Legislation would also provide technical assistance to growers seeking to sell to schools

    A bipartisan bill that would provide school districts across the state with a reimbursement for feeding students healthy, local foods through farm-to-school initiatives was introduced in the Minnesota Legislature last Thursday.

    District 1 State Senator Mark Johnson (R-East Grand Forks) is a co-author of the legislation which would also provide technical assistance to growers seeking to sell to schools.

    "This legislation is a win-win for our schools and farms, and it gives our children the opportunity to have local fresh produce during their meals," said Senator Mark Johnson. “With many children in our district, and across the state, relying on reduced-price meals, we’re giving them an opportunity to learn about healthy eating and instilling them with good diet habits that can help them later in life.”

    According to a 2017 study, more than 1.6 million Minnesotans lack access to healthy food.

    Farm to School programs provide children with more opportunities to eat locally grown, healthy foods, which promote growth, nutrition, and positive lifelong eating habits.

    "Making the connection about where food comes from early is important," said Jami Lee, who, as Child Nutrition Services Manager at the Tri-Valley Opportunity Council Head Start Program, has experience sourcing food from local farms. "Not only do kids in our program eat better, they also have a deeper understanding of how food is produced and a real connection to the farmers in our community."

    Farm to School initiatives support growers and the broader local economy as well. Farmers participating in these programs gain access to new, stable markets to supplement their incomes and help them maintain their livelihoods.

    Increased demand for the processors and distributors required to run Farm to School programs provides an economic boost for local communities.

    In fact, according to the National Farm to School Network, every dollar invested in farm to school programs generates $2.16 to the local economy.
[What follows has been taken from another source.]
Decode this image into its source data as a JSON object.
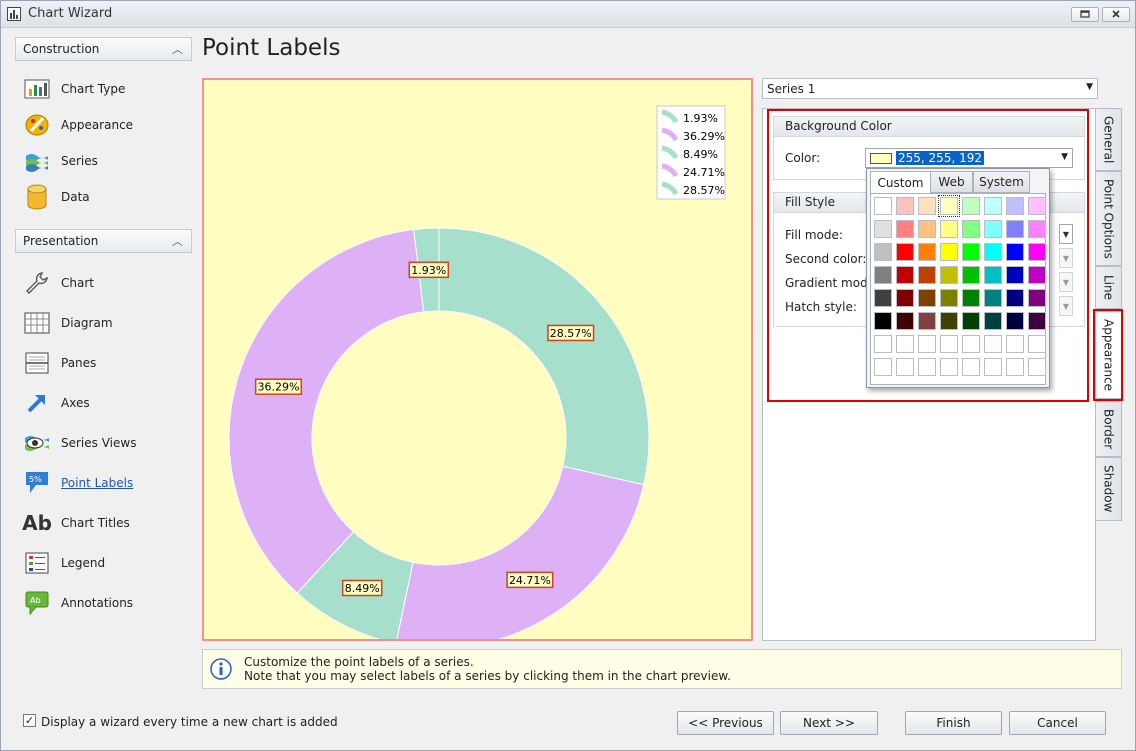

    "Farm to School provided the income we need to grow and stabilize our farm business," said Ben Doherty, a Land Stewardship Project Member who, along with Erin Johnson, owns and operates Open Hands Farm in Northfield. "We have been able to triple our business, hire more employees and support other local businesses."